Location Backstairs Passage
Australian sea lion

The Pages is a group consisting of two small islands and a reef lying in Backstairs Passage, a strait separating Kangaroo Island and the Fleurieu Peninsula of South Australia. The group is protected by designation as The Pages Conservation Park.


The islands were known to the indigenous Kaurna people as Metalong.[1] They were named “The Pages” by Matthew Flinders on 7 April 1802 from their fancied resemblance to pages guarding their strategic position at the eastern entrance to the strait.[2]


Geologically, The Pages are constituted of phyllites of the Brukunga Formation, formed from metamorphosed Cambrian sedimentary rocks. The two main islands, lying about 2 kilometres (1.2 mi) apart, are similar in size; North Page is 400 metres (1,300 ft) long, 200 metres (660 ft) wide and 24 metres (79 ft) high, and South Page 450 metres (1,480 ft) long, 170 metres (560 ft) wide and 20 metres (66 ft)high. The reef, south-west of South Page, comprises two adjacent wave-washed islets, rising 1 metre (3 ft 3 in) or so above sea level, with a combined length of 380 metres (1,250 ft). The islands are rugged; they contain no beaches and access by sea is difficult. There is a navigational aid on the top of South Page Island.[1]

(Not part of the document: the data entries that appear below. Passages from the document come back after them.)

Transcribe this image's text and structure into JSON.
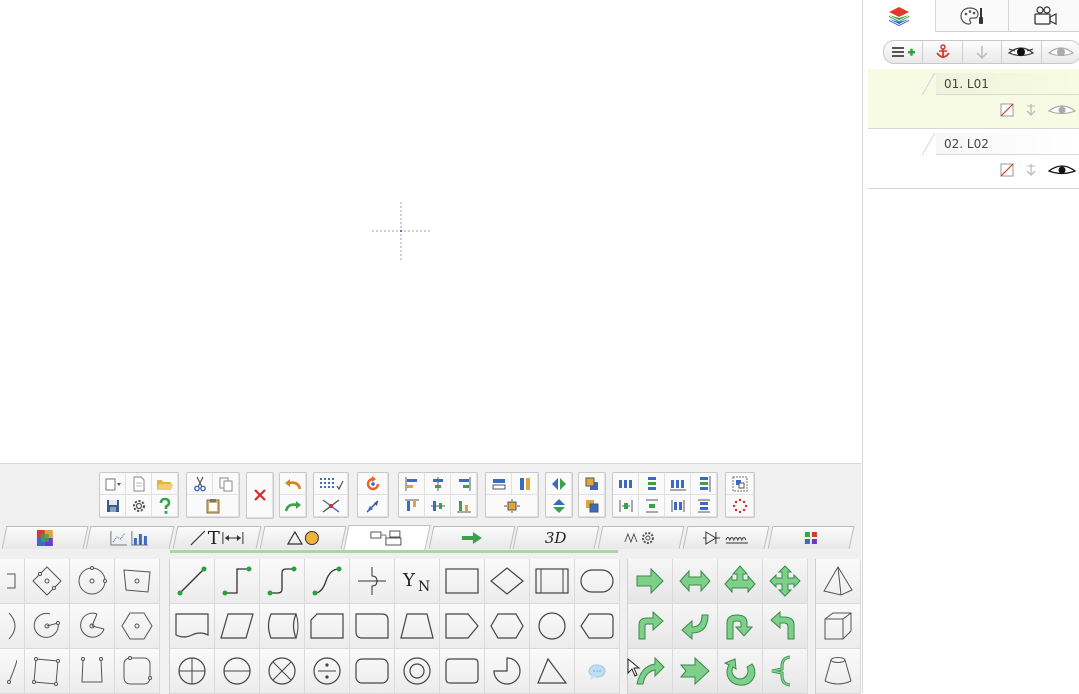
{
  "layers_panel": {
    "tabs": [
      {
        "name": "layers-icon"
      },
      {
        "name": "palette-icon"
      },
      {
        "name": "camera-icon"
      }
    ],
    "toolbar": [
      "add-layer-icon",
      "anchor-icon",
      "move-down-icon",
      "eye-icon",
      "eye-hidden-icon"
    ],
    "layers": [
      {
        "label": "01. L01",
        "selected": true,
        "visible": false
      },
      {
        "label": "02. L02",
        "selected": false,
        "visible": true
      }
    ]
  },
  "category_tabs": [
    {
      "name": "tab-colors",
      "text": ""
    },
    {
      "name": "tab-charts",
      "text": ""
    },
    {
      "name": "tab-line-text",
      "text": "T"
    },
    {
      "name": "tab-shapes",
      "text": ""
    },
    {
      "name": "tab-flowchart",
      "text": "",
      "active": true
    },
    {
      "name": "tab-arrows",
      "text": ""
    },
    {
      "name": "tab-3d",
      "text": "3D"
    },
    {
      "name": "tab-mechanical",
      "text": ""
    },
    {
      "name": "tab-electrical",
      "text": ""
    },
    {
      "name": "tab-misc",
      "text": ""
    }
  ],
  "connector_labels": {
    "yn_top": "Y",
    "yn_sub": "N"
  },
  "colors": {
    "accent_green": "#3aa24a",
    "shape_green": "#7dcf8a",
    "layer_selected_bg": "#f8fbe3",
    "delete_red": "#d62a2a",
    "undo_orange": "#d9841e"
  }
}
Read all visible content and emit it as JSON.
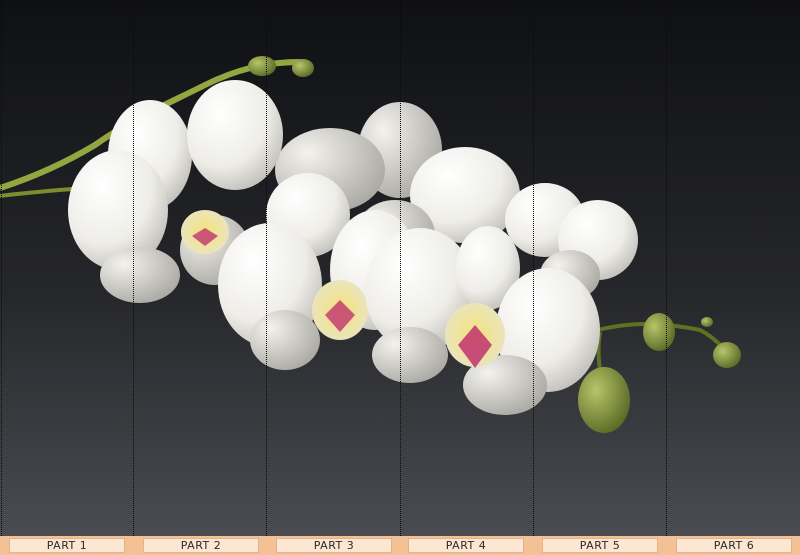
{
  "image": {
    "subject": "white-orchid-branch",
    "colors": {
      "background_top": "#0f1013",
      "background_bottom": "#4a4c51",
      "petal": "#f4f3ef",
      "bud": "#7f9638",
      "lip": "#c0336f",
      "strip": "#f3c193",
      "tab": "#fde7d3"
    }
  },
  "parts": [
    "PART 1",
    "PART 2",
    "PART 3",
    "PART 4",
    "PART 5",
    "PART 6"
  ]
}
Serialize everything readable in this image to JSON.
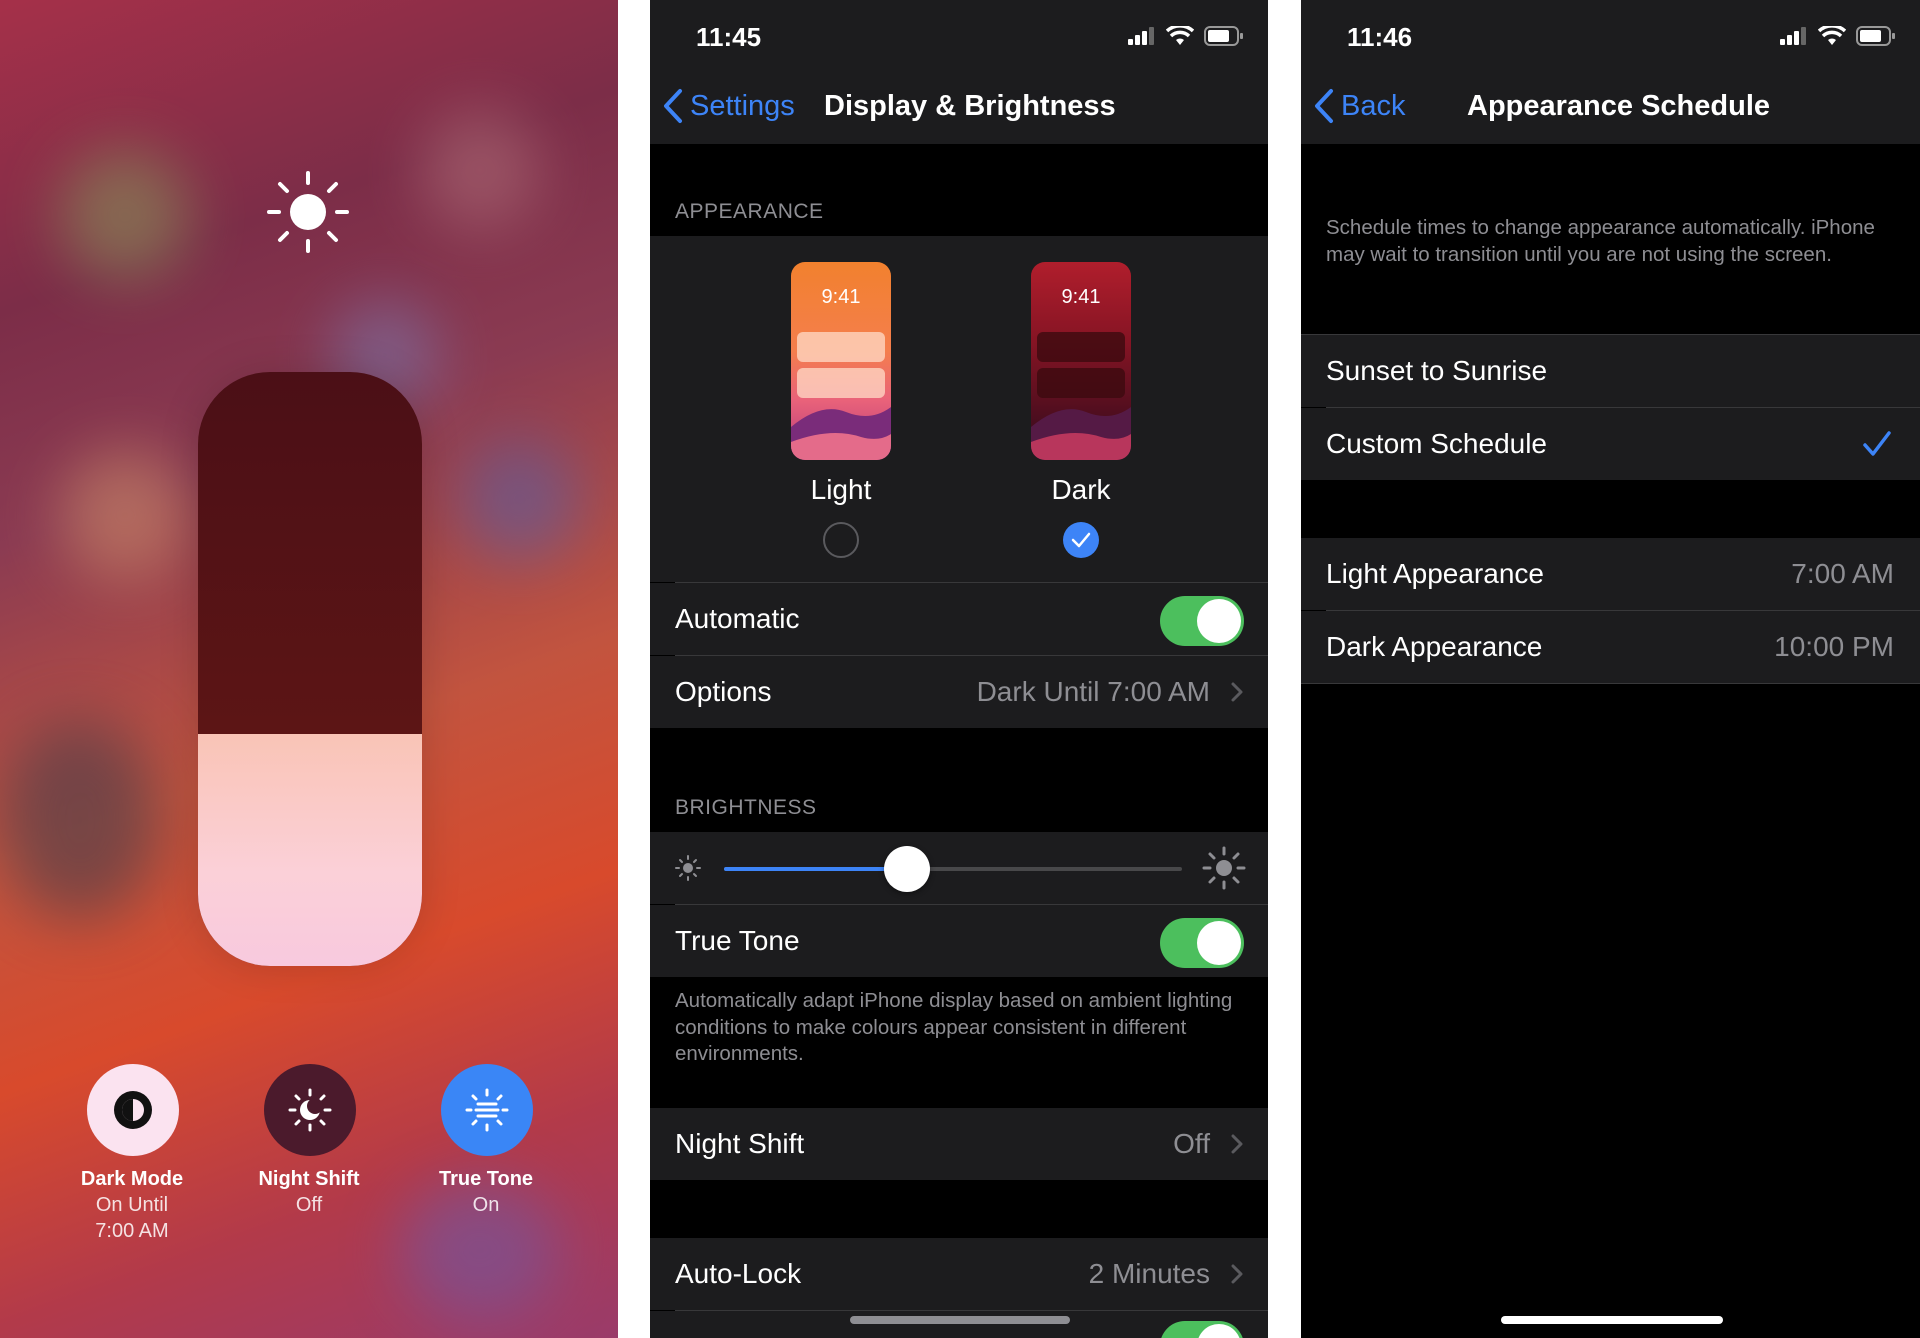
{
  "control_center": {
    "brightness_level": 0.39,
    "tiles": [
      {
        "title": "Dark Mode",
        "subtitle": "On Until\n7:00 AM",
        "icon": "dark-mode-icon"
      },
      {
        "title": "Night Shift",
        "subtitle": "Off",
        "icon": "night-shift-icon"
      },
      {
        "title": "True Tone",
        "subtitle": "On",
        "icon": "true-tone-icon"
      }
    ]
  },
  "display_brightness": {
    "status_time": "11:45",
    "back_label": "Settings",
    "title": "Display & Brightness",
    "appearance_header": "APPEARANCE",
    "mock_time": "9:41",
    "light_label": "Light",
    "dark_label": "Dark",
    "selected_appearance": "Dark",
    "automatic_label": "Automatic",
    "automatic_on": true,
    "options_label": "Options",
    "options_value": "Dark Until 7:00 AM",
    "brightness_header": "BRIGHTNESS",
    "brightness_level": 0.4,
    "true_tone_label": "True Tone",
    "true_tone_on": true,
    "true_tone_footer": "Automatically adapt iPhone display based on ambient lighting conditions to make colours appear consistent in different environments.",
    "night_shift_label": "Night Shift",
    "night_shift_value": "Off",
    "auto_lock_label": "Auto-Lock",
    "auto_lock_value": "2 Minutes"
  },
  "appearance_schedule": {
    "status_time": "11:46",
    "back_label": "Back",
    "title": "Appearance Schedule",
    "description": "Schedule times to change appearance automatically. iPhone may wait to transition until you are not using the screen.",
    "options": [
      {
        "label": "Sunset to Sunrise",
        "selected": false
      },
      {
        "label": "Custom Schedule",
        "selected": true
      }
    ],
    "light_appearance_label": "Light Appearance",
    "light_appearance_value": "7:00 AM",
    "dark_appearance_label": "Dark Appearance",
    "dark_appearance_value": "10:00 PM"
  },
  "colors": {
    "accent_blue": "#3d84f7",
    "toggle_green": "#4cbf5d",
    "cell_bg": "#1c1c1e",
    "secondary_text": "#8e8e93"
  }
}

Flora and fauna[edit]

Small pockets of soil on the tops of the islands support patches of vegetation. Recorded plants include variable groundsel, bulbine lily, round-leaved pigface, ruby saltbush and an Atriplex saltbush. Silver gulls breed on the islands, which also support a breeding colony of Australian sea lions.[1]

Protected area status[edit]

The Pages has enjoyed protected area status since 6 May 1900 starting with declaration as part of a Bird Protection District under the Birds Protection Act 1900 followed by declaration as a closed area under the Animals and Birds Protection Act 1919-1938 in 1955, proclamation as a Fauna Reserve under the Fauna Conservation Act 1964-1965 in 1966, proclamation as a Fauna Conservation Reserve under the Crown Lands Act 1929-1967 in 1967, and concluding with proclamation as The Pages Conservation Park following the enactment of the National Parks and Wildlife Act 1972 in 1972.[1]


Coordinates: 35°46′10″S 138°17′45″E / 35.76944°S 138.29583°E / -35.76944; 138.29583